Entries from a dataset of interfaces:
________
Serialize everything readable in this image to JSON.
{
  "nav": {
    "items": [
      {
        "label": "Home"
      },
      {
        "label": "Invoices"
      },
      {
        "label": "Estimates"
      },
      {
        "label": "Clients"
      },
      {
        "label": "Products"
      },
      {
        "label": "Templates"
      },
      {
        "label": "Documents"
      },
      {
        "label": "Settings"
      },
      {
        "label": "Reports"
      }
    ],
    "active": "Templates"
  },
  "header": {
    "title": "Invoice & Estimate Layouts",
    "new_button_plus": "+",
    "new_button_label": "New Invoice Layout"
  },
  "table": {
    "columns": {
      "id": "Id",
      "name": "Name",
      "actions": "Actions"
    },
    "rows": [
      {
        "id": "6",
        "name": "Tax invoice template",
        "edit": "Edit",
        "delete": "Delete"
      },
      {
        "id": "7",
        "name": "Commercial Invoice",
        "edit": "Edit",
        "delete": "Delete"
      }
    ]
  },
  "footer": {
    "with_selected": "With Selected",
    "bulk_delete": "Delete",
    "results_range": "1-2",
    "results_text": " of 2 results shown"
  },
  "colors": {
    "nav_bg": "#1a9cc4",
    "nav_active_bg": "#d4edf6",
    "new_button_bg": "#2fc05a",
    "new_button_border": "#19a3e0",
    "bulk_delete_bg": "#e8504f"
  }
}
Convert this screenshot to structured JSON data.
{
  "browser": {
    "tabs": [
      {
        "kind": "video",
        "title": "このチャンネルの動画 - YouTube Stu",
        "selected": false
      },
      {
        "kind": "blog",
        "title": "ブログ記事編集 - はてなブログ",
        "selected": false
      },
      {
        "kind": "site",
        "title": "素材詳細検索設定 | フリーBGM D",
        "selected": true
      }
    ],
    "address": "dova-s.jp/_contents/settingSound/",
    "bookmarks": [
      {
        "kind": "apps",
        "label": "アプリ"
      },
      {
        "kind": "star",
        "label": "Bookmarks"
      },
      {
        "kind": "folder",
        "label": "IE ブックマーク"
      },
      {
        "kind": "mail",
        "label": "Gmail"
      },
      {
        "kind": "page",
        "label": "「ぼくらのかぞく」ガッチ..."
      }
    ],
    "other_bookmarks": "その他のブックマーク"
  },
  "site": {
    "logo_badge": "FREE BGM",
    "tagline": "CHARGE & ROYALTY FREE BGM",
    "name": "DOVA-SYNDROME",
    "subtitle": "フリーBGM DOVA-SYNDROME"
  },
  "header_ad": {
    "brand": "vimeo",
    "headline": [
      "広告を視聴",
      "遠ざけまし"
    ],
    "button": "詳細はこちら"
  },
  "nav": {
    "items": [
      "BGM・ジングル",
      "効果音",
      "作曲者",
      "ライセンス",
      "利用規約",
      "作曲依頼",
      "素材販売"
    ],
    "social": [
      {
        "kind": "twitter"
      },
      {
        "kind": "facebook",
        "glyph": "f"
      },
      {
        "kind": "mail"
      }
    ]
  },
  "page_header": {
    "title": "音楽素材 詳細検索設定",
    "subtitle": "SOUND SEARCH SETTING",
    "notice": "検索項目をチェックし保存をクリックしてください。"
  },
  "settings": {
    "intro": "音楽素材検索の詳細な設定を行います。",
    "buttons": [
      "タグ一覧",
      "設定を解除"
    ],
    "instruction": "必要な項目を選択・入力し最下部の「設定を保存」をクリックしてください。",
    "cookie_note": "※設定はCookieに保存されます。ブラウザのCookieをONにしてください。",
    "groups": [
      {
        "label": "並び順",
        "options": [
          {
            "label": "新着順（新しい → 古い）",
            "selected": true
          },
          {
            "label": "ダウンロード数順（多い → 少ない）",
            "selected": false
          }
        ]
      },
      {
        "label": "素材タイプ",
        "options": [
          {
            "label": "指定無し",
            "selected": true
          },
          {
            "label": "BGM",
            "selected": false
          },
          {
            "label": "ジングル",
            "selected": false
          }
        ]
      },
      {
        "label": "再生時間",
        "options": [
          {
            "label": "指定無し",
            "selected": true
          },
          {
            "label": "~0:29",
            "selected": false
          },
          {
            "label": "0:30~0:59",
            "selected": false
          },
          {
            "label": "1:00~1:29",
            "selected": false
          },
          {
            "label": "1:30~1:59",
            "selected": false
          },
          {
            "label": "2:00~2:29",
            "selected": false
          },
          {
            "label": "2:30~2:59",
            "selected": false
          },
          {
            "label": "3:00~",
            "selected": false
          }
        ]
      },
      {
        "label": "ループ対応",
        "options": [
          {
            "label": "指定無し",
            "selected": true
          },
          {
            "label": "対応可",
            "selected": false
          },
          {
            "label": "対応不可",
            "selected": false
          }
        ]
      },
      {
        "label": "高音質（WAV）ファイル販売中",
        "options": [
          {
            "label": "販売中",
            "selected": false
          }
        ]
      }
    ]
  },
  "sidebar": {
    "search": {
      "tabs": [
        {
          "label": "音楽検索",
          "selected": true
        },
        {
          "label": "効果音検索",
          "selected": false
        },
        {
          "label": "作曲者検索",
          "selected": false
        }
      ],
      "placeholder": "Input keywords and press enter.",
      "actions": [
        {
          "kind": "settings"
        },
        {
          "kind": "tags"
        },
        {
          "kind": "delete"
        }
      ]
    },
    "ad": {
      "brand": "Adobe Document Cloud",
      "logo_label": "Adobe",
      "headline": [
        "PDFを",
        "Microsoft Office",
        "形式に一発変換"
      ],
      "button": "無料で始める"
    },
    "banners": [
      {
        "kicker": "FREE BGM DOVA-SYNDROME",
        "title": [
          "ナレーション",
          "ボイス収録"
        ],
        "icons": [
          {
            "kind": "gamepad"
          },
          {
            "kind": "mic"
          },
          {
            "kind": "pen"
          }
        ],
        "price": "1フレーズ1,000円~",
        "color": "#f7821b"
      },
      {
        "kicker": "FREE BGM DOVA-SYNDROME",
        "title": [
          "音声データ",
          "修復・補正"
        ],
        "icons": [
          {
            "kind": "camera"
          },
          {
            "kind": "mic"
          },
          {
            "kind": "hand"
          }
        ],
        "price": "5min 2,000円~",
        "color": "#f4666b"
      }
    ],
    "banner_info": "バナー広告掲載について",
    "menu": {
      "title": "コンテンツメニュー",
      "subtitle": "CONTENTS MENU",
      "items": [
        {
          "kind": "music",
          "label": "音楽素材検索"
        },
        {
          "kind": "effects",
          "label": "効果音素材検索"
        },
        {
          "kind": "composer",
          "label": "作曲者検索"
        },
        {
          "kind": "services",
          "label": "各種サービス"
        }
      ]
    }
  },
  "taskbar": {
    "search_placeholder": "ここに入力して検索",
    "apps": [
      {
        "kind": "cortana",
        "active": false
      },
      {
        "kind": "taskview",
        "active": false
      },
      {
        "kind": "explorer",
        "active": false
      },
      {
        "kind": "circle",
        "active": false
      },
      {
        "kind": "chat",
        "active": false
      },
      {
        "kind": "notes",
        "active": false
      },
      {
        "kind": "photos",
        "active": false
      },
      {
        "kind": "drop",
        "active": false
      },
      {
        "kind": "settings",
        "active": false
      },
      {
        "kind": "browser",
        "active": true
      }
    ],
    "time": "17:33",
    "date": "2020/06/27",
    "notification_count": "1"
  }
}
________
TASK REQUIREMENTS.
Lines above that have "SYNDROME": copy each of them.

SOLUTION TO THIS TASK.
    "name": "DOVA-SYNDROME",
    "subtitle": "フリーBGM DOVA-SYNDROME"
        "kicker": "FREE BGM DOVA-SYNDROME",
        "kicker": "FREE BGM DOVA-SYNDROME",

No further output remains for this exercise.